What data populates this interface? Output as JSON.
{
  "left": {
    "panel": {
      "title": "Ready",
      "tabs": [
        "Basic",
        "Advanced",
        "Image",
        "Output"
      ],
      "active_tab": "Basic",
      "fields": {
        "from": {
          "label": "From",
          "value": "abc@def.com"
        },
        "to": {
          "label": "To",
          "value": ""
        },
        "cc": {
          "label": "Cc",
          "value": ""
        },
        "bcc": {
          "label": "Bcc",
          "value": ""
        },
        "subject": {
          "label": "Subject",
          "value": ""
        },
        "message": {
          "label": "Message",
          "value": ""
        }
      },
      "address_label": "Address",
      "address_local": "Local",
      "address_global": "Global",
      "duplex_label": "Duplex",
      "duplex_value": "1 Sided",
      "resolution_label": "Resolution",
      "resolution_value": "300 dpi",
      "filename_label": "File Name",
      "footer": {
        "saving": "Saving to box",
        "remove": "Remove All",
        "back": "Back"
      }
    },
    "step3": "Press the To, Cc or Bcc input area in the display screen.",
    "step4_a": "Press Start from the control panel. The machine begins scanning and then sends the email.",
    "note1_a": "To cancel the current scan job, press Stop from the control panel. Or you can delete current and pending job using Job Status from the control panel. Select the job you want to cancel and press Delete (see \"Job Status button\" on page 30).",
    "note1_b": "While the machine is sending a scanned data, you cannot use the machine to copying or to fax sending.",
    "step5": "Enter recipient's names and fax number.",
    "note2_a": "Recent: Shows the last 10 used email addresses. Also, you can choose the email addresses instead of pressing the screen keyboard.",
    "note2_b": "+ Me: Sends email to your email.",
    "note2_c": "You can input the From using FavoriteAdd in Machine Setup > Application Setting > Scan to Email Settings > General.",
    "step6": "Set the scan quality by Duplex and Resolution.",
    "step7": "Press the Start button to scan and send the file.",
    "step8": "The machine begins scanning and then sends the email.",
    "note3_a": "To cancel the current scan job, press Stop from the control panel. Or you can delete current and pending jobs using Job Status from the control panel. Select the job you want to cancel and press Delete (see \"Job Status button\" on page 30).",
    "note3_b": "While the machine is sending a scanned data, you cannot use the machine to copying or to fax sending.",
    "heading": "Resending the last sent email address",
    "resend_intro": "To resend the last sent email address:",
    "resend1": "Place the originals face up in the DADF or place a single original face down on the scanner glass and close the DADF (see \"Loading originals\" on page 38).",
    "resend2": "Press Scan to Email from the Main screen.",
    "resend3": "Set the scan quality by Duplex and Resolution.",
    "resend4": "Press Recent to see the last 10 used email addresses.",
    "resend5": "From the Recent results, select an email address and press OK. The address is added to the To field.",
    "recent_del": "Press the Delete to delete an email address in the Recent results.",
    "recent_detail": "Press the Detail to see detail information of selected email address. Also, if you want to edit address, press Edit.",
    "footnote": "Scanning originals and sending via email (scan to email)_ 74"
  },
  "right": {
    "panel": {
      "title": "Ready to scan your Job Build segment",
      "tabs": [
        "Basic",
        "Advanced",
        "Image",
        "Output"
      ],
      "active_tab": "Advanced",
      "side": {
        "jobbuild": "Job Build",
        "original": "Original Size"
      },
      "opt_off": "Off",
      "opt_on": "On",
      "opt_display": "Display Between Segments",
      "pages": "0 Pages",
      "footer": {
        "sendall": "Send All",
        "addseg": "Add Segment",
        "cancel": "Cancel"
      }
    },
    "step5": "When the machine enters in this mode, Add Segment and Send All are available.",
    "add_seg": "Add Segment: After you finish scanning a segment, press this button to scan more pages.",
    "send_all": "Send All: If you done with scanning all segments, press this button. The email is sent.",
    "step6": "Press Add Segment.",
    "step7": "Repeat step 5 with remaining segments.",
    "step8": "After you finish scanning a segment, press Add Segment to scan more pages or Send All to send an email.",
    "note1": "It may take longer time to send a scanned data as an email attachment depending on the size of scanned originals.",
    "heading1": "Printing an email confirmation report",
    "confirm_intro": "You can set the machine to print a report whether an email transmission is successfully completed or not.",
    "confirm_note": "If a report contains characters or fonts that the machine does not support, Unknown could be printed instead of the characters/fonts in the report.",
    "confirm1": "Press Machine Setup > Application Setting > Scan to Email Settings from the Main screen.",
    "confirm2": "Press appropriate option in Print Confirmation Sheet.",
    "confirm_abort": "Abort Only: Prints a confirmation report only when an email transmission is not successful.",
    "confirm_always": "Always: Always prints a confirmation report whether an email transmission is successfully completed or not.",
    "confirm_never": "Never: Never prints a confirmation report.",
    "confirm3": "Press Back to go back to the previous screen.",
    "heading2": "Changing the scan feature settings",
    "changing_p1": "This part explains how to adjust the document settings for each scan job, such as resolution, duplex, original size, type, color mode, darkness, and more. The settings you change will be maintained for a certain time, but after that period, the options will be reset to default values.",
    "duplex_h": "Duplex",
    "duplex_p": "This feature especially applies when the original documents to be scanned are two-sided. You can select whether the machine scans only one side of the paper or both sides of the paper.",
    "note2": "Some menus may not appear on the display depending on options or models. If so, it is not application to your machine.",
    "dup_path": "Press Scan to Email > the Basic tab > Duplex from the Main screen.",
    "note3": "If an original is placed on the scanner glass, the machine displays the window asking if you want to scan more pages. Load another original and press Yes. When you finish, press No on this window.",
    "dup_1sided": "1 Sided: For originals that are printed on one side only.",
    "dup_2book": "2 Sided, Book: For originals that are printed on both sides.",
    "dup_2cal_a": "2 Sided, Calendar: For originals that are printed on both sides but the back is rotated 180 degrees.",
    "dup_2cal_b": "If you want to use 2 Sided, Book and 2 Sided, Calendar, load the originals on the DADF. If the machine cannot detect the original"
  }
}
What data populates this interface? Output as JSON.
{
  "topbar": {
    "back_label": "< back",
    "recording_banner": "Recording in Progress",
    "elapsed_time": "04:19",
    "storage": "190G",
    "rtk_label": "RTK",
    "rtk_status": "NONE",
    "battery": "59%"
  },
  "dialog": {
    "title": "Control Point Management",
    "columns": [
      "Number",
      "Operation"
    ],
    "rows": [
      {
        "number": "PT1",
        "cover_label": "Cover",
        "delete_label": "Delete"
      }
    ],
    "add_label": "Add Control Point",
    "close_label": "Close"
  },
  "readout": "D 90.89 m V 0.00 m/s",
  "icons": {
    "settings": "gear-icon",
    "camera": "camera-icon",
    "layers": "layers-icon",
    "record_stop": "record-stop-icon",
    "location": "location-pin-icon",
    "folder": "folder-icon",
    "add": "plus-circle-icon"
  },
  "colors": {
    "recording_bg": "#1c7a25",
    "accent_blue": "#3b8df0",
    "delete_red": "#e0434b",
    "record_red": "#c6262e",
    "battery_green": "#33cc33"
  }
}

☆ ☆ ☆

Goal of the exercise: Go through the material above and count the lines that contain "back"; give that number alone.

Solved exercise: 4